At Harvard Business School, for example, the average starting pay for 2015 graduates in finance was $146,993. That’s $17,048 more than HBS graduates who entered consulting. And the gap is $23,000-$29,000 more, on average, compared to MBAs hired into marketing, operations, and general management.

Look beyond Harvard and you’ll see an entirely different picture. Among the ten highest-ranked MBA programs, consulting graduates earned more than their finance counterparts at eight of ten schools. In fact, consultants raked in higher average starting pay than financiers at every Top 25 school except Harvard and Stanford.

But even that comes with a caveat. In terms of the highest individual pay packages, finance grads topped their peers at six of ten MBA programs in the Top 10, losing out at MIT (operations), Yale (general management), Dartmouth (consulting), and Columbia (marketing).  Broaden this to the Top 25 schools and finance grads came away with the highest individual checks at 12 schools, too.

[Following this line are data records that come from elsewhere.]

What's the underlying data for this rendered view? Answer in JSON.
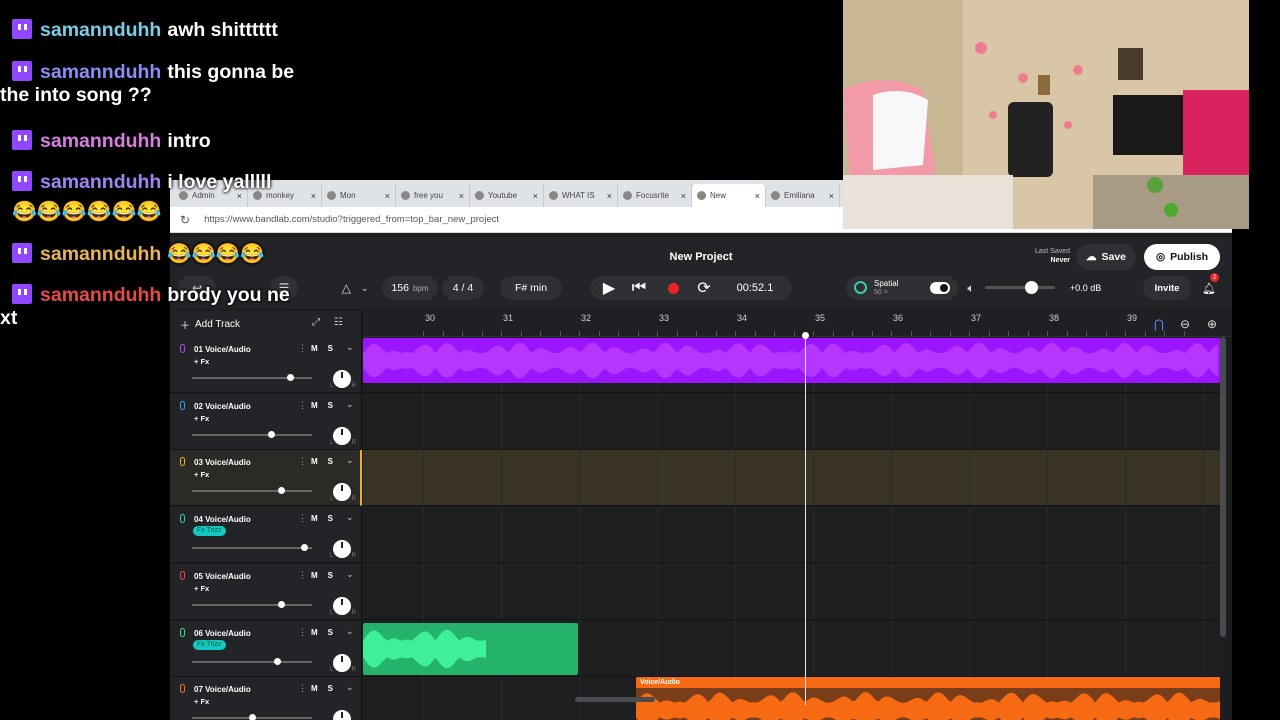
{
  "chat": {
    "messages": [
      {
        "user": "samannduhh",
        "text": "awh shitttttt",
        "color": "#7ccde8"
      },
      {
        "user": "samannduhh",
        "text": "this gonna be",
        "text2": "the into song ??",
        "color": "#8a8ef5"
      },
      {
        "user": "samannduhh",
        "text": "intro",
        "color": "#d77fe0"
      },
      {
        "user": "samannduhh",
        "text": "i love yalllll",
        "color": "#a084f2"
      },
      {
        "user": "samannduhh",
        "text": "😂😂😂😂",
        "color": "#e7b45a"
      },
      {
        "user": "samannduhh",
        "text": "brody you ne",
        "text2": "xt",
        "color": "#e84a4a"
      }
    ],
    "emoji_line": "😂😂😂😂😂😂"
  },
  "browser": {
    "tabs": [
      {
        "label": "Admin"
      },
      {
        "label": "monkey"
      },
      {
        "label": "Mon"
      },
      {
        "label": "free you"
      },
      {
        "label": "Youtube"
      },
      {
        "label": "WHAT IS"
      },
      {
        "label": "Focusrite"
      },
      {
        "label": "New"
      },
      {
        "label": "Emiliana"
      }
    ],
    "url": "https://www.bandlab.com/studio?triggered_from=top_bar_new_project"
  },
  "daw": {
    "project_title": "New Project",
    "last_saved_label": "Last Saved",
    "last_saved_value": "Never",
    "save_label": "Save",
    "publish_label": "Publish",
    "bpm_value": "156",
    "bpm_unit": "bpm",
    "time_signature": "4 / 4",
    "key": "F# min",
    "time": "00:52.1",
    "spatial_label": "Spatial",
    "spatial_value": "50 >",
    "master_db": "+0.0 dB",
    "invite_label": "Invite",
    "notification_count": "2",
    "add_track_label": "Add Track",
    "ruler_bars": [
      "30",
      "31",
      "32",
      "33",
      "34",
      "35",
      "36",
      "37",
      "38",
      "39"
    ],
    "tracks": [
      {
        "num": "01",
        "name": "Voice/Audio",
        "fx": "+ Fx",
        "color": "#b040ff",
        "volume": 0.82
      },
      {
        "num": "02",
        "name": "Voice/Audio",
        "fx": "+ Fx",
        "color": "#3d9cf0",
        "volume": 0.66
      },
      {
        "num": "03",
        "name": "Voice/Audio",
        "fx": "+ Fx",
        "color": "#f0b020",
        "volume": 0.74,
        "selected": true
      },
      {
        "num": "04",
        "name": "Voice/Audio",
        "fx_preset": "Fx Trizz",
        "color": "#3dc6b0",
        "volume": 0.93
      },
      {
        "num": "05",
        "name": "Voice/Audio",
        "fx": "+ Fx",
        "color": "#e84a4a",
        "volume": 0.74
      },
      {
        "num": "06",
        "name": "Voice/Audio",
        "fx_preset": "Fx Trizz",
        "color": "#3ad98a",
        "volume": 0.71
      },
      {
        "num": "07",
        "name": "Voice/Audio",
        "fx": "+ Fx",
        "color": "#f07020",
        "volume": 0.5
      }
    ],
    "clip_label": "Voice/Audio",
    "colors": {
      "accent": "#e8262a",
      "purple_clip": "#9b15ff",
      "green_clip": "#25b26a",
      "orange_clip": "#f56a12"
    }
  },
  "icons": [
    "twitch-icon",
    "reload-icon",
    "play-icon",
    "skip-back-icon",
    "record-icon",
    "loop-icon",
    "volume-icon",
    "bell-icon",
    "cloud-upload-icon",
    "globe-icon",
    "metronome-icon",
    "magnet-icon",
    "zoom-out-icon",
    "zoom-in-icon",
    "plus-icon",
    "mic-icon"
  ]
}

Indeed, you could argue that pay acts as a de facto school ranking in particular disciplines. It pegs the value that the consumers of MBA talent – employers – place on particular school graduates. Beyond perception, pay can reflect the depth and quality of school roots (i.e. network) in specific industries (and their largest employers).

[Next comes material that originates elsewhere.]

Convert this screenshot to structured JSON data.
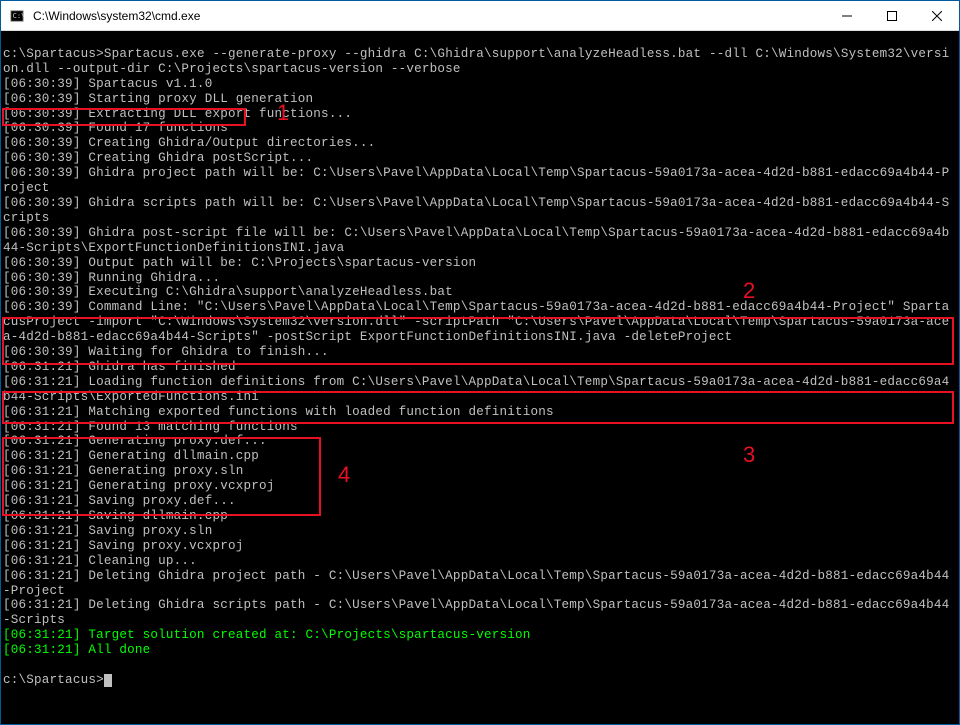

In a world where knowledge is power, these numbers level the playing field – and even give MBAs a slight advantage. Why? They reflect an MBA’s value. That’s why Poets&Quants we’ve reviewed starting pay for 2015 graduates in six core MBA functions: marketing, operations, general management, finance, consulting, and non-profits. Rather than consulting 50 separate employment reports, readers can quickly learn what employers are paying their peers in particular occupations by school.

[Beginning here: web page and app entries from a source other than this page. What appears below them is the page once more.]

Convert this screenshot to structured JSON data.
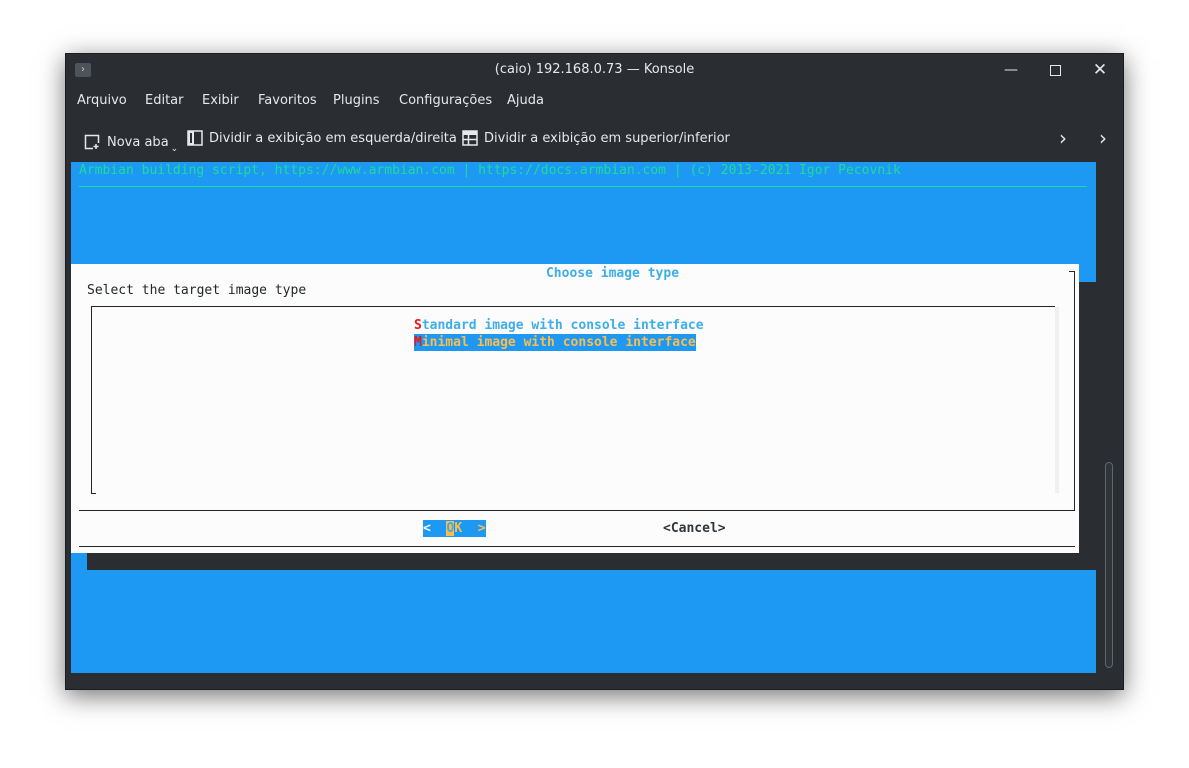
{
  "window": {
    "title": "(caio) 192.168.0.73 — Konsole",
    "app_icon": "terminal-icon",
    "controls": {
      "minimize": "minimize-icon",
      "maximize": "maximize-icon",
      "close": "close-icon"
    }
  },
  "menubar": {
    "items": [
      "Arquivo",
      "Editar",
      "Exibir",
      "Favoritos",
      "Plugins",
      "Configurações",
      "Ajuda"
    ]
  },
  "toolbar": {
    "new_tab": "Nova aba",
    "split_lr": "Dividir a exibição em esquerda/direita",
    "split_tb": "Dividir a exibição em superior/inferior"
  },
  "terminal": {
    "banner": "Armbian building script, https://www.armbian.com | https://docs.armbian.com | (c) 2013-2021 Igor Pecovnik",
    "dialog": {
      "title": "Choose image type",
      "prompt": "Select the target image type",
      "options": [
        {
          "hotkey": "S",
          "rest": "tandard image with console interface",
          "selected": false
        },
        {
          "hotkey": "M",
          "rest": "inimal image with console interface",
          "selected": true
        }
      ],
      "ok": {
        "left": "<  ",
        "hotkey": "O",
        "rest": "K  >"
      },
      "cancel": "<Cancel>"
    }
  },
  "colors": {
    "terminal_bg": "#2a2e32",
    "blue": "#1d99f3",
    "green": "#1cdc9a",
    "dialog_bg": "#fcfcfc",
    "title_color": "#3daee9",
    "highlight": "#fdbc4b",
    "hotkey": "#ed1515"
  }
}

Beyond the convenience of having this info in one spot, this data provides readers with something more: An idea of how much more money they can angle for in pay (and the ability to justify why).


There are certain limitations, however, to these numbers. Although overall starting pay factors in bonus, the occupation data is predicated strictly on base salary. That’s because bonus isn’t attached to every offer – and many schools don’t report bonus numbers by function. As a result, first-year earnings, when bonuses are added, can jump anywhere from $5,000 to $100,000. On average, you’ll find bonus coming in above $25,000 at Top 25 schools (including $31,045 at Wharton, $29,634 at Darden, $28,447 at Kellogg, and $25,866 at Rice Jones). For programs ranked 26-50, average bonus generally comes in above $15,000 (including $20,950 at BYU Marriott, $20,795 at Iowa Tippie, $16,423 at Florida Hough, and $15,197 at Boston College Carroll).

The data also doesn’t include such benefits as tuition reimbursements, moving allowances, other guaranteed bonuses, or stock options. And the averages across functions can be impacted by the number of graduates reporting this data back to their schools. For example, UCLA’s marketing and finance starting pay is based on responses from 73 and 66 graduates, respectively, while its operations salary numbers stem from just 10 responses.

That said, you’ll be hard pressed to find better data for determining just how much your MBA is worth in  a given function. Not to mention, it is a convenient way to compare schools side-by-side based on potential starting earnings. To check out data on the high, low, and average salaries for the 50 highest-ranked MBA programs in the most popular industries, click on the links below.